Whilst Fort Worth is politically contested, the same cannot be said of Oklahoma City. Oklahoma has only voted Democrat in two presidential elections since World War II: for Truman in 1948 and Lyndon Johnson in his landslide 1964 victory. Before that however, it usually backed the Democrats.
Unlike other cities in southern states, Oklahoma City doesn’t buck that trend either: Romney took 58% of the vote here in 2012.
There are many reasons, but two were evident from my visit: religion and oil. Churches abound in the city. Even more striking is the number of current and former oil wells in the city – there is an old well right in front of the state capitol and more in the grounds. Small wells, with their nodding donkeys, are throughout the city and then litter the landscape along the rail route to Texas.
Of course, there are still some pockets of liberalism, most notably in Bricktown, the laidback entertainment district around a rejuvenated canal just to the east of downtown. It even boasts a Flaming Lips Alley, honouring the city’s most famous band. In the state capitol building itself, pride of place goes to a picture of Democratic Will Rogers (that man again) who came from the state, and next to it is one of a communist, Woody Guthrie. The state was once proud of its populist lefties.

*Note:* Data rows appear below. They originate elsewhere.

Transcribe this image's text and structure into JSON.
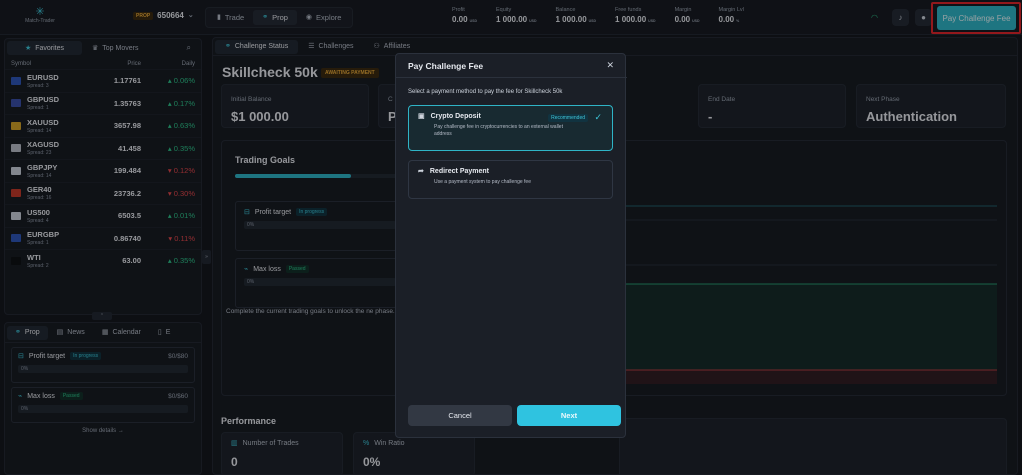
{
  "brand": {
    "name": "Match-Trader"
  },
  "account": {
    "badge": "PROP",
    "number": "650664"
  },
  "nav": {
    "tabs": [
      "Trade",
      "Prop",
      "Explore"
    ],
    "active": "Prop"
  },
  "stats": [
    {
      "label": "Profit",
      "value": "0.00",
      "currency": "USD"
    },
    {
      "label": "Equity",
      "value": "1 000.00",
      "currency": "USD"
    },
    {
      "label": "Balance",
      "value": "1 000.00",
      "currency": "USD"
    },
    {
      "label": "Free funds",
      "value": "1 000.00",
      "currency": "USD"
    },
    {
      "label": "Margin",
      "value": "0.00",
      "currency": "USD"
    },
    {
      "label": "Margin Lvl",
      "value": "0.00",
      "currency": "%"
    }
  ],
  "header": {
    "pay_button": "Pay Challenge Fee"
  },
  "left": {
    "tabs": [
      "Favorites",
      "Top Movers"
    ],
    "columns": [
      "Symbol",
      "Price",
      "Daily"
    ],
    "instruments": [
      {
        "symbol": "EURUSD",
        "spread": "Spread: 3",
        "price": "1.17761",
        "change": "0.06%",
        "dir": "up",
        "flag": "#2e56b8"
      },
      {
        "symbol": "GBPUSD",
        "spread": "Spread: 1",
        "price": "1.35763",
        "change": "0.17%",
        "dir": "up",
        "flag": "#3a4fa8"
      },
      {
        "symbol": "XAUUSD",
        "spread": "Spread: 14",
        "price": "3657.98",
        "change": "0.63%",
        "dir": "up",
        "flag": "#d2a229"
      },
      {
        "symbol": "XAGUSD",
        "spread": "Spread: 23",
        "price": "41.458",
        "change": "0.35%",
        "dir": "up",
        "flag": "#b8bec8"
      },
      {
        "symbol": "GBPJPY",
        "spread": "Spread: 14",
        "price": "199.484",
        "change": "0.12%",
        "dir": "down",
        "flag": "#c9d0db"
      },
      {
        "symbol": "GER40",
        "spread": "Spread: 16",
        "price": "23736.2",
        "change": "0.30%",
        "dir": "down",
        "flag": "#c23a2a"
      },
      {
        "symbol": "US500",
        "spread": "Spread: 4",
        "price": "6503.5",
        "change": "0.01%",
        "dir": "up",
        "flag": "#c9d0db"
      },
      {
        "symbol": "EURGBP",
        "spread": "Spread: 1",
        "price": "0.86740",
        "change": "0.11%",
        "dir": "down",
        "flag": "#2e56b8"
      },
      {
        "symbol": "WTI",
        "spread": "Spread: 2",
        "price": "63.00",
        "change": "0.35%",
        "dir": "up",
        "flag": "#0f1115"
      }
    ]
  },
  "bottom": {
    "tabs": [
      "Prop",
      "News",
      "Calendar",
      "E"
    ],
    "goals": [
      {
        "title": "Profit target",
        "badge": "In progress",
        "amount": "$0/$80",
        "progress": "0%"
      },
      {
        "title": "Max loss",
        "badge": "Passed",
        "amount": "$0/$60",
        "progress": "0%"
      }
    ],
    "show_details": "Show details →"
  },
  "main": {
    "tabs": [
      "Challenge Status",
      "Challenges",
      "Affiliates"
    ],
    "title": "Skillcheck 50k",
    "status_badge": "AWAITING PAYMENT",
    "cards": [
      {
        "label": "Initial Balance",
        "value": "$1 000.00"
      },
      {
        "label": "C",
        "value": "P"
      },
      {
        "label": "End Date",
        "value": "-"
      },
      {
        "label": "Next Phase",
        "value": "Authentication"
      }
    ],
    "goals_title": "Trading Goals",
    "goals": [
      {
        "title": "Profit target",
        "badge": "In progress",
        "progress": "0%"
      },
      {
        "title": "Max loss",
        "badge": "Passed",
        "progress": "0%"
      }
    ],
    "note": "Complete the current trading goals to unlock the ne phase.",
    "performance_title": "Performance",
    "performance": [
      {
        "label": "Number of Trades",
        "value": "0"
      },
      {
        "label": "Win Ratio",
        "value": "0%"
      }
    ]
  },
  "modal": {
    "title": "Pay Challenge Fee",
    "description": "Select a payment method to pay the fee for Skillcheck 50k",
    "options": [
      {
        "title": "Crypto Deposit",
        "badge": "Recommended",
        "desc": "Pay challenge fee in cryptocurrencies to an external wallet address",
        "selected": true
      },
      {
        "title": "Redirect Payment",
        "desc": "Use a payment system to pay challenge fee",
        "selected": false
      }
    ],
    "cancel": "Cancel",
    "next": "Next"
  }
}
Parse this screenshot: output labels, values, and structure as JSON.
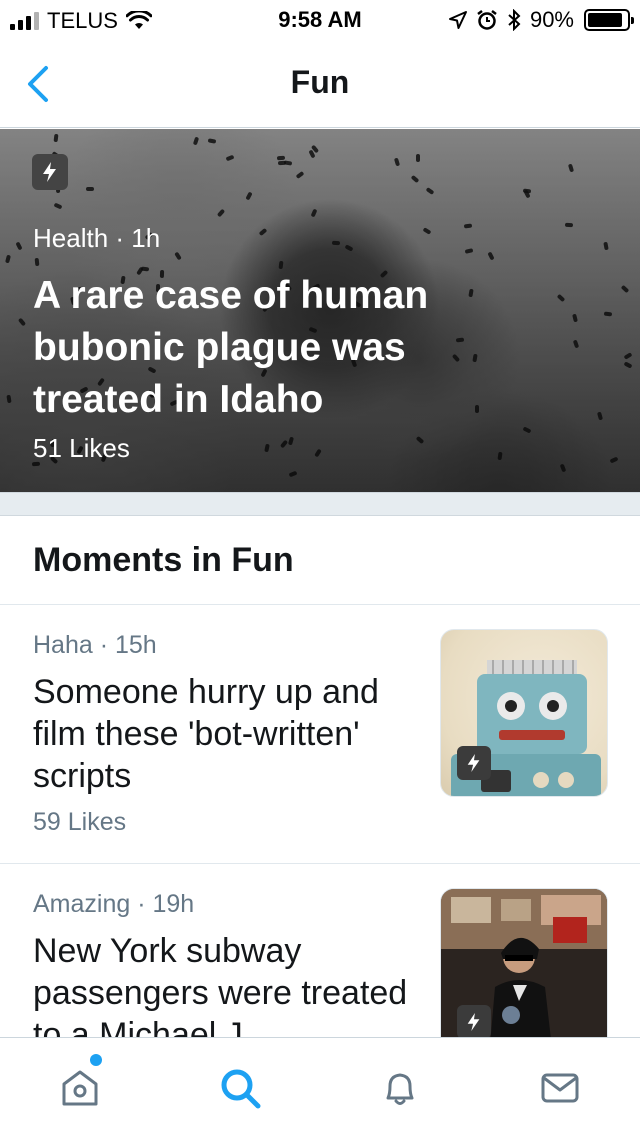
{
  "status_bar": {
    "carrier": "TELUS",
    "time": "9:58 AM",
    "battery": "90%",
    "battery_level": 0.9
  },
  "nav": {
    "title": "Fun",
    "back_icon": "chevron-left-icon"
  },
  "hero": {
    "category": "Health",
    "age": "1h",
    "meta": "Health · 1h",
    "title": "A rare case of human bubonic plague was treated in Idaho",
    "likes": "51 Likes",
    "badge_icon": "lightning-icon"
  },
  "section": {
    "title": "Moments in Fun"
  },
  "moments": [
    {
      "meta": "Haha · 15h",
      "title": "Someone hurry up and film these 'bot-written' scripts",
      "likes": "59 Likes",
      "thumb": "robot-toy-image"
    },
    {
      "meta": "Amazing · 19h",
      "title": "New York subway passengers were treated to a Michael J",
      "likes": "",
      "thumb": "michael-jackson-impersonator-image"
    }
  ],
  "tab_bar": {
    "tabs": [
      "home-icon",
      "search-icon",
      "bell-icon",
      "mail-icon"
    ],
    "active": "search-icon",
    "accent": "#1da1f2",
    "inactive": "#657786"
  },
  "colors": {
    "accent": "#1da1f2",
    "secondary_text": "#657786",
    "primary_text": "#14171a",
    "separator": "#e6ecf0"
  }
}
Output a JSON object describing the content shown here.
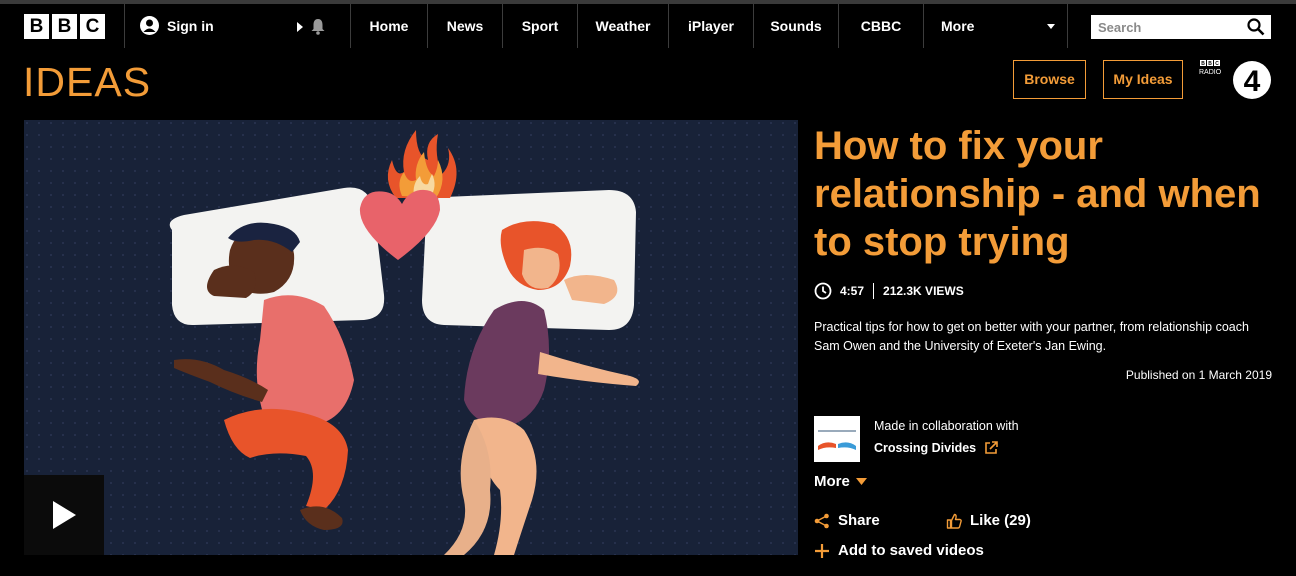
{
  "topbar": {
    "logo_letters": [
      "B",
      "B",
      "C"
    ],
    "signin_label": "Sign in",
    "nav": [
      "Home",
      "News",
      "Sport",
      "Weather",
      "iPlayer",
      "Sounds",
      "CBBC",
      "More"
    ],
    "search_placeholder": "Search"
  },
  "header": {
    "brand": "IDEAS",
    "browse_label": "Browse",
    "my_ideas_label": "My Ideas",
    "radio_logo_top": "BBC",
    "radio_logo_text": "RADIO",
    "radio_logo_number": "4"
  },
  "video": {
    "play_icon": "play-icon"
  },
  "article": {
    "title": "How to fix your relationship - and when to stop trying",
    "duration": "4:57",
    "views": "212.3K VIEWS",
    "description": "Practical tips for how to get on better with your partner, from relationship coach Sam Owen and the University of Exeter's Jan Ewing.",
    "published": "Published on 1 March 2019",
    "collab_intro": "Made in collaboration with",
    "collab_partner": "Crossing Divides",
    "more_label": "More",
    "share_label": "Share",
    "like_label": "Like (29)",
    "save_label": "Add to saved videos"
  },
  "colors": {
    "accent": "#f39c38",
    "background": "#000000"
  }
}
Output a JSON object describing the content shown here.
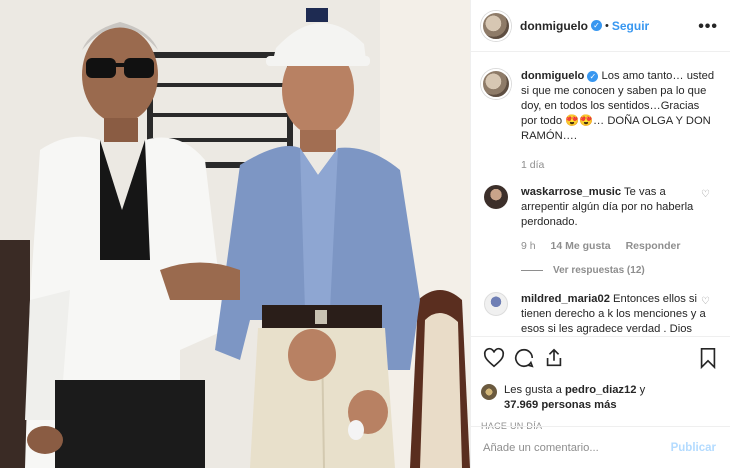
{
  "header": {
    "username": "donmiguelo",
    "separator": "•",
    "follow_label": "Seguir",
    "more_label": "•••"
  },
  "caption": {
    "username": "donmiguelo",
    "text": "Los amo tanto… usted si que me conocen y saben pa lo que doy, en todos los sentidos…Gracias por todo 😍😍… DOÑA OLGA Y DON RAMÓN….",
    "time": "1 día"
  },
  "comments": [
    {
      "username": "waskarrose_music",
      "text": "Te vas a arrepentir algún día por no haberla perdonado.",
      "time": "9 h",
      "likes": "14 Me gusta",
      "reply_label": "Responder",
      "view_replies": "Ver respuestas (12)"
    },
    {
      "username": "mildred_maria02",
      "text": "Entonces ellos si tienen derecho a k los menciones y a esos si les agradece verdad . Dios esta hay y tu madre biológica"
    }
  ],
  "likes": {
    "prefix": "Les gusta a",
    "user": "pedro_diaz12",
    "joiner": "y",
    "others": "37.969 personas más"
  },
  "posted_ago": "HACE UN DÍA",
  "add_comment": {
    "placeholder": "Añade un comentario...",
    "publish_label": "Publicar"
  },
  "icons": {
    "like": "heart-icon",
    "comment": "comment-icon",
    "share": "share-icon",
    "save": "bookmark-icon",
    "verified": "verified-badge-icon",
    "small_like": "small-heart-icon"
  },
  "colors": {
    "accent": "#3897f0",
    "publish_disabled": "#b3dbff",
    "muted_text": "#8e8e8e",
    "border": "#efefef"
  }
}
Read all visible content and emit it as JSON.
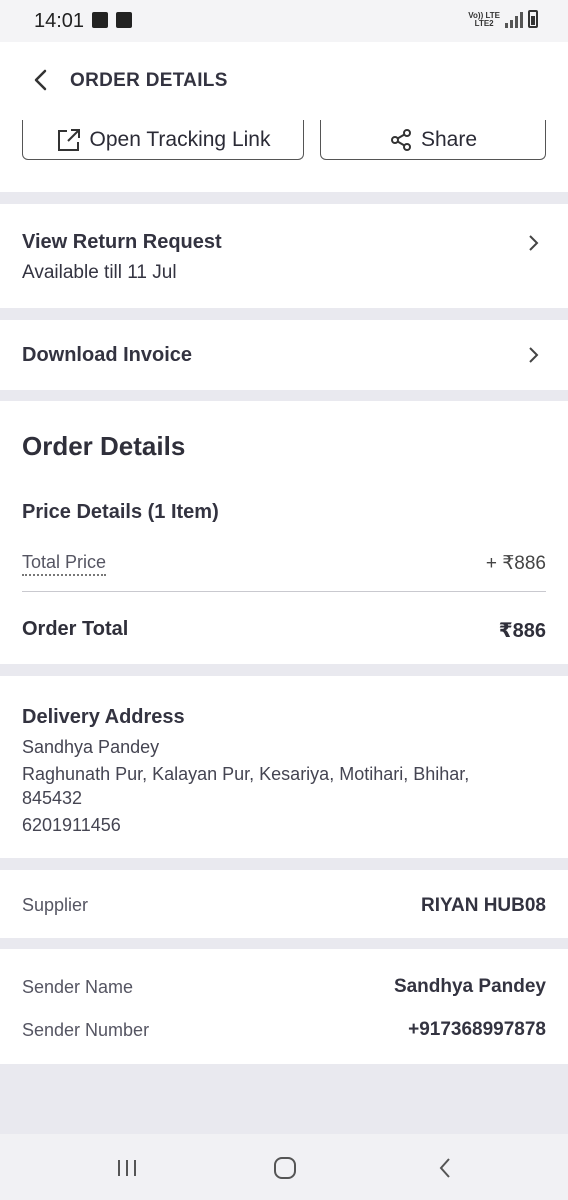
{
  "status_bar": {
    "time": "14:01",
    "net_top": "Vo)) LTE",
    "net_bottom": "LTE2"
  },
  "header": {
    "title": "ORDER DETAILS"
  },
  "tracking": {
    "open_tracking_label": "Open Tracking Link",
    "share_label": "Share"
  },
  "return_request": {
    "title": "View Return Request",
    "subtitle": "Available till 11 Jul"
  },
  "invoice": {
    "title": "Download Invoice"
  },
  "order_details": {
    "heading": "Order Details",
    "price_details_heading": "Price Details (1 Item)",
    "total_price_label": "Total Price",
    "total_price_value": "+ ₹886",
    "order_total_label": "Order Total",
    "order_total_value": "₹886"
  },
  "delivery_address": {
    "title": "Delivery Address",
    "name": "Sandhya Pandey",
    "line1": "Raghunath Pur, Kalayan Pur, Kesariya, Motihari, Bhihar,",
    "line2": "845432",
    "phone": "6201911456"
  },
  "supplier": {
    "label": "Supplier",
    "value": "RIYAN HUB08"
  },
  "sender": {
    "name_label": "Sender Name",
    "name_value": "Sandhya Pandey",
    "number_label": "Sender Number",
    "number_value": "+917368997878"
  },
  "icons": {
    "back": "back-arrow-icon",
    "open_link": "external-link-icon",
    "share": "share-icon",
    "chevron": "chevron-right-icon",
    "nav_recents": "recents-icon",
    "nav_home": "home-icon",
    "nav_back": "nav-back-icon"
  }
}
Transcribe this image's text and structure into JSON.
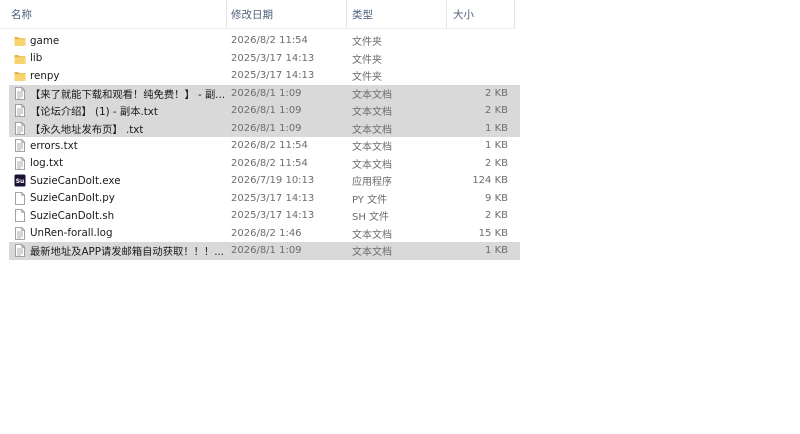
{
  "columns": {
    "name": "名称",
    "date": "修改日期",
    "type": "类型",
    "size": "大小"
  },
  "colors": {
    "folder": "#f2c55c",
    "selection": "#d9d9d9",
    "header_text": "#4c607a"
  },
  "files": [
    {
      "name": "game",
      "date": "2026/8/2 11:54",
      "type": "文件夹",
      "size": "",
      "icon": "folder-icon",
      "selected": false
    },
    {
      "name": "lib",
      "date": "2025/3/17 14:13",
      "type": "文件夹",
      "size": "",
      "icon": "folder-icon",
      "selected": false
    },
    {
      "name": "renpy",
      "date": "2025/3/17 14:13",
      "type": "文件夹",
      "size": "",
      "icon": "folder-icon",
      "selected": false
    },
    {
      "name": "【来了就能下载和观看！纯免费！】 - 副...",
      "date": "2026/8/1 1:09",
      "type": "文本文档",
      "size": "2 KB",
      "icon": "text-file-icon",
      "selected": true
    },
    {
      "name": "【论坛介绍】 (1) - 副本.txt",
      "date": "2026/8/1 1:09",
      "type": "文本文档",
      "size": "2 KB",
      "icon": "text-file-icon",
      "selected": true
    },
    {
      "name": "【永久地址发布页】 .txt",
      "date": "2026/8/1 1:09",
      "type": "文本文档",
      "size": "1 KB",
      "icon": "text-file-icon",
      "selected": true
    },
    {
      "name": "errors.txt",
      "date": "2026/8/2 11:54",
      "type": "文本文档",
      "size": "1 KB",
      "icon": "text-file-icon",
      "selected": false
    },
    {
      "name": "log.txt",
      "date": "2026/8/2 11:54",
      "type": "文本文档",
      "size": "2 KB",
      "icon": "text-file-icon",
      "selected": false
    },
    {
      "name": "SuzieCanDoIt.exe",
      "date": "2026/7/19 10:13",
      "type": "应用程序",
      "size": "124 KB",
      "icon": "app-icon",
      "icon_text": "Su",
      "selected": false
    },
    {
      "name": "SuzieCanDoIt.py",
      "date": "2025/3/17 14:13",
      "type": "PY 文件",
      "size": "9 KB",
      "icon": "blank-file-icon",
      "selected": false
    },
    {
      "name": "SuzieCanDoIt.sh",
      "date": "2025/3/17 14:13",
      "type": "SH 文件",
      "size": "2 KB",
      "icon": "blank-file-icon",
      "selected": false
    },
    {
      "name": "UnRen-forall.log",
      "date": "2026/8/2 1:46",
      "type": "文本文档",
      "size": "15 KB",
      "icon": "text-file-icon",
      "selected": false
    },
    {
      "name": "最新地址及APP请发邮箱自动获取！！！...",
      "date": "2026/8/1 1:09",
      "type": "文本文档",
      "size": "1 KB",
      "icon": "text-file-icon",
      "selected": true
    }
  ]
}
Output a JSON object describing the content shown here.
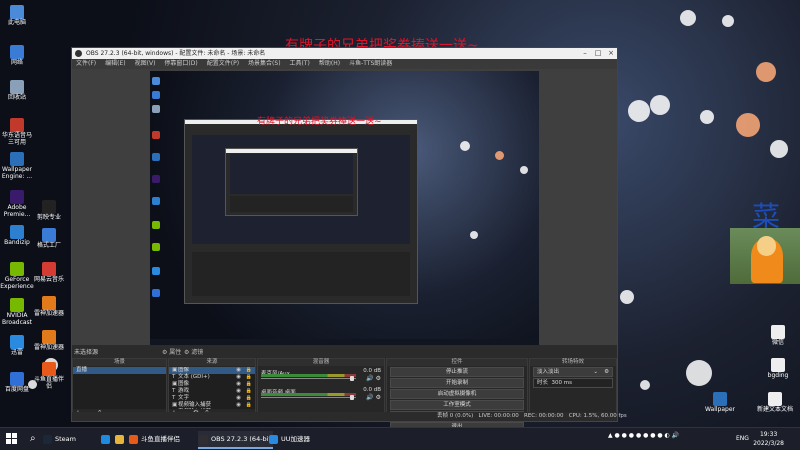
{
  "banner": "有牌子的兄弟把奖券捧送一送~",
  "nested_banner": "有牌子的兄弟把奖券捧送一送~",
  "char_small": "菜",
  "char_big": "菜",
  "desktop_icons_left": [
    {
      "label": "此电脑",
      "icon": "pc-icon",
      "color": "#4a8ad8"
    },
    {
      "label": "网络",
      "icon": "network-icon",
      "color": "#3a7bd5"
    },
    {
      "label": "回收站",
      "icon": "recycle-bin-icon",
      "color": "#8aa0b8"
    },
    {
      "label": "华东语音马三可用",
      "icon": "app-icon",
      "color": "#c0392b"
    },
    {
      "label": "Wallpaper Engine: ...",
      "icon": "wallpaper-engine-icon",
      "color": "#2a6fb8"
    },
    {
      "label": "Adobe Premie...",
      "icon": "premiere-icon",
      "color": "#3a1a6a"
    },
    {
      "label": "Bandizip",
      "icon": "bandizip-icon",
      "color": "#2d7fd0"
    },
    {
      "label": "GeForce Experience",
      "icon": "geforce-icon",
      "color": "#76b900"
    },
    {
      "label": "NVIDIA Broadcast",
      "icon": "nvidia-broadcast-icon",
      "color": "#76b900"
    },
    {
      "label": "迅雷",
      "icon": "thunder-icon",
      "color": "#2a8ae0"
    },
    {
      "label": "百度网盘",
      "icon": "baidu-netdisk-icon",
      "color": "#2f6fd6"
    }
  ],
  "desktop_icons_col2": [
    {
      "label": "剪映专业",
      "icon": "jianying-icon",
      "color": "#222"
    },
    {
      "label": "格式工厂",
      "icon": "format-factory-icon",
      "color": "#3a7bd5"
    },
    {
      "label": "网易云音乐",
      "icon": "netease-music-icon",
      "color": "#d43c33"
    },
    {
      "label": "雷神加速器",
      "icon": "leishen-icon",
      "color": "#e07a1a"
    },
    {
      "label": "雷神加速器",
      "icon": "leishen2-icon",
      "color": "#e07a1a"
    },
    {
      "label": "斗鱼直播伴侣",
      "icon": "douyu-icon",
      "color": "#e85a1a"
    }
  ],
  "desktop_icons_right": [
    {
      "label": "微信",
      "icon": "document-icon",
      "color": "#eeeeee"
    },
    {
      "label": "bgding",
      "icon": "document-icon-2",
      "color": "#eeeeee"
    },
    {
      "label": "Wallpaper",
      "icon": "wallpaper-icon",
      "color": "#2a6fb8"
    },
    {
      "label": "新建文本文档",
      "icon": "text-doc-icon",
      "color": "#eeeeee"
    }
  ],
  "obs": {
    "title": "OBS 27.2.3 (64-bit, windows) - 配置文件: 未命名 - 场景: 未命名",
    "menu": [
      "文件(F)",
      "编辑(E)",
      "视图(V)",
      "停靠窗口(D)",
      "配置文件(P)",
      "场景集合(S)",
      "工具(T)",
      "帮助(H)",
      "斗鱼-TTS朗读器"
    ],
    "scene_label": "未选择源",
    "radio_props": "属性",
    "radio_filters": "滤镜",
    "docks": {
      "scenes_title": "场景",
      "sources_title": "来源",
      "mixer_title": "混音器",
      "controls_title": "控件",
      "transitions_title": "转场特效"
    },
    "scenes": [
      "直播"
    ],
    "sources": [
      {
        "name": "图像",
        "tag": "▣"
      },
      {
        "name": "文本 (GDI+)",
        "tag": "T"
      },
      {
        "name": "图像",
        "tag": "▣"
      },
      {
        "name": "游戏",
        "tag": "T"
      },
      {
        "name": "文字",
        "tag": "T"
      },
      {
        "name": "视频输入捕获",
        "tag": "▣"
      },
      {
        "name": "音频输入捕获",
        "tag": "♪"
      },
      {
        "name": "图片",
        "tag": "▣"
      },
      {
        "name": "显示器捕获",
        "tag": "▭"
      },
      {
        "name": "视频文本",
        "tag": "T"
      },
      {
        "name": "视频文本",
        "tag": "T"
      }
    ],
    "mixer": [
      {
        "name": "麦克风/Aux",
        "db": "0.0 dB"
      },
      {
        "name": "桌面音频 桌面",
        "db": "0.0 dB"
      }
    ],
    "controls": [
      "停止推流",
      "开始录制",
      "启动虚拟摄像机",
      "工作室模式",
      "设置",
      "退出"
    ],
    "transition": {
      "value": "淡入淡出",
      "duration_label": "时长",
      "duration": "300 ms"
    },
    "status": {
      "dropped": "丢帧 0 (0.0%)",
      "live": "LIVE: 00:00:00",
      "rec": "REC: 00:00:00",
      "cpu": "CPU: 1.5%, 60.00 fps"
    }
  },
  "taskbar": {
    "apps": [
      {
        "label": "Steam",
        "icon": "steam-icon",
        "color": "#1b2838"
      },
      {
        "label": "斗鱼直播伴侣",
        "icon": "douyu-task-icon",
        "color": "#e85a1a"
      },
      {
        "label": "OBS 27.2.3 (64-bit...",
        "icon": "obs-icon",
        "color": "#302e31"
      },
      {
        "label": "UU加速器",
        "icon": "uu-icon",
        "color": "#2a8ae0"
      }
    ],
    "lang": "ENG",
    "time": "19:33",
    "date": "2022/3/28"
  }
}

The most moving site in the city is the memorial (see photo) to the 1995 bombing, which killed 168 people and damaged almost 100 buildings. The memorial has transformed the street where the bomb was detonated into a long reflecting pool with arches at either end showing “9:01″ at one end (the minute before the bomb went off) and “9:03″ at the other. The site of the Alfred P Murrah building (the target and host of a number of federal agencies) is now a lawn with a memorial chair sculpture to remember each of the 168 victims.
Even more moving is the museum next door: taking you through the events of the day through film and exhibits. Some of it was almost unbearably poignant – hardest to hear was the concerned parents trying to find their children who were in the second floor nursery – police initially had no idea that there was a nursery there and so wrongly directed them to where the children from another damaged nursery were being looked after. Each victim is shown by a photo and some personal momento in a gallery: unlike the larger tragedy of 9-11, the numbers allow you to both read and know a little of each victim whilst still being shocked by the numbers.
5th congressional district of Oklahoma – the seat has been Republican since 1975, when its previously Democrat congressman crossed the floor. It has a PVI of R+13 and James Lankford took 59% of the vote in 2012.
Today’s guest paper (see photo)
The City Sentinel. To be frank, its a bit useless, but I couldn’t get hold of a copy of The Oklahoman. The City Sentinel is a weekly, but given that the lead story is about something that isn’t happening (the state’s sizable native American population – who were not in much evidence in the city – not setting up an online gambling site) you know it isn’t going to be a great read.